Another notable leader perhaps not popular to our generation but was a great leader in his days is Taharqa, who is probably one of the most famous rulers of Napatan Kush, reigning from 690 to 664 B.C. At 16, this great Nubian king led his armies against the invading Assyrians in defense of his ally, Israel. This action earned him a place in the Bible (Isaiah 37:9, 2 kings 19:9).
In his book, “world’s great men of color,” J.A. Rogers, gives this description: “out of the mists of 3,000 years, emerges this beautiful story of an African queen who, attracted by the fame of a Judean monarch, made a long journey to see him.” Makeda and King Solomon were equally impressed with each other. The Queen of Sheba is said to have undertaken a long and difficult journey to Jerusalem to learn from the wisdom of the great king Solomon. Now I wonder, if the African Queen was not powerful, not a lover of wisdom and wise too, would King Solomon be impressed by her? Enough to grant her such accord as was written in the bible and in the books of history?
In the history of world conquerors, the name of King Hannibal stands out as one of the greatest  military leader and strategist of all time. He used and mastered African war elephants and conquered major portions of Spain and France, and all of Italy, except for Rome. 
                                  King Musa
King Mansa Musa 1 (Emperor Musa) ruled Mali Empire and was estimated to have been worth $400 billion in today’s currency, which makes him one of the richest man, leader to ever walk this earth. The emperor was a master business man and economist, and gained his worth through Mali’s supply of gold, salt and ivory, the main commodities for most part of the world during this time. Musa maintained a huge army that kept peace and policed the trade routes for his businesses.
Africa has the world’s oldest record of human technological achievement: the oldest stone tools in the world have been found in eastern Africa, and later evidence for tool production by our hominine ancestors has been found across sub- Sahara Africa. The history of science and technology in Africa since then has, however, received relatively little attention compared to other regions of the world, despite notable African developments in mathematics, metallurgy, architecture and other fields.
The oldest abstract art in the world is a shell necklace dated to 82,000 years ago from the cave of pigeons in Taforatt, eastern Morocco. The second oldest abstract art and oldest rock art is found at Blombos cave in South Africa, dated to 77,000 years ago.
I think that there should be a call for a historical rethinking about the significance, prevalence, and application of technological novelty in Africa. I have always believed that the so called ordinary people have something up their sleeves, because every man have the capacity to modify his environment for his betterment. During this course of ransacking Alkebu-lan and the scramble of Africa, transcends and long-lived workspaces were tempered, destroyed with no thoughts for piety or respect, under imperialism, her living was criminalized. Traditions and Cultures, morals and customs, norms of an age old people were criminalized, and when you criminalize that practice, you destabilize the place where the knowledge exist.

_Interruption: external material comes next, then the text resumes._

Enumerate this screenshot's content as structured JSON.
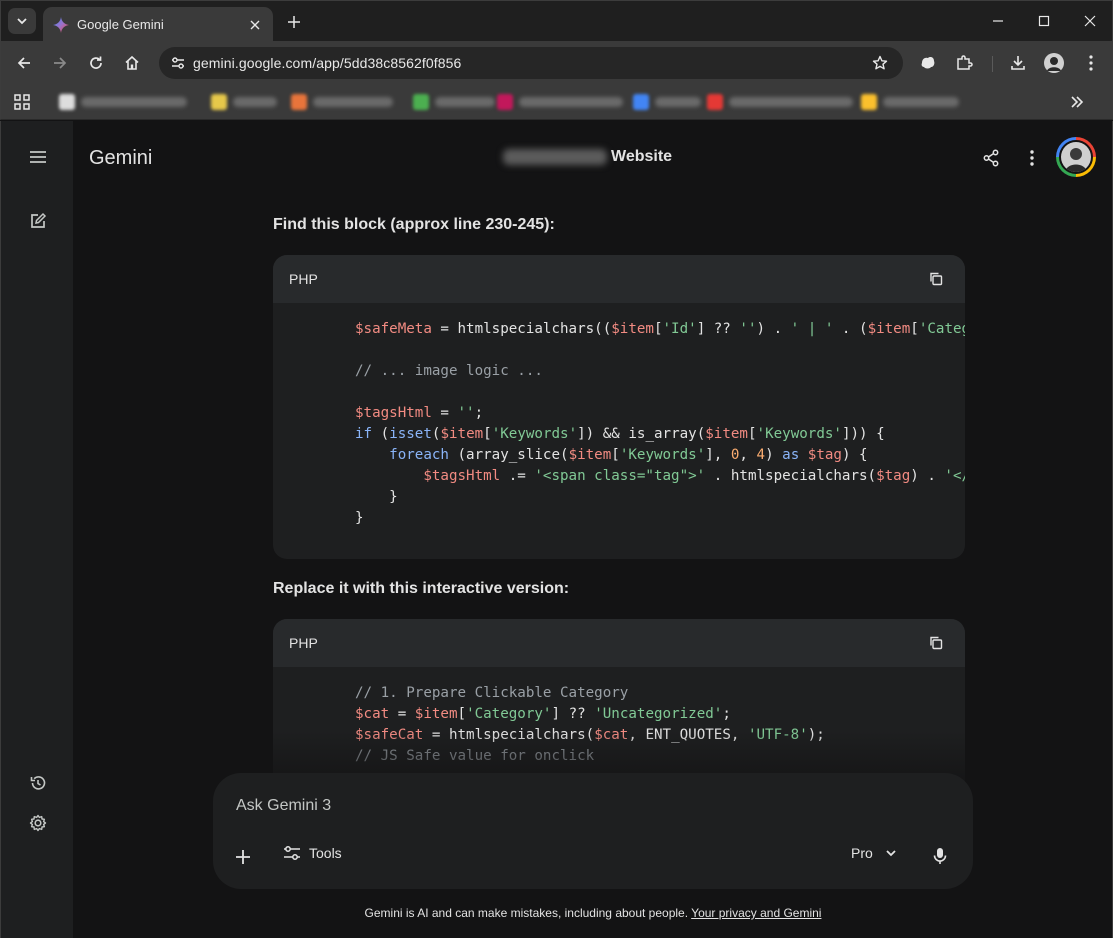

· The Ancient Wisdom in Africa
Theosophy, vol. 82, No. 8, June 1994.
· The Destination
· The Overlooked History of African Technology -Peter Dezikes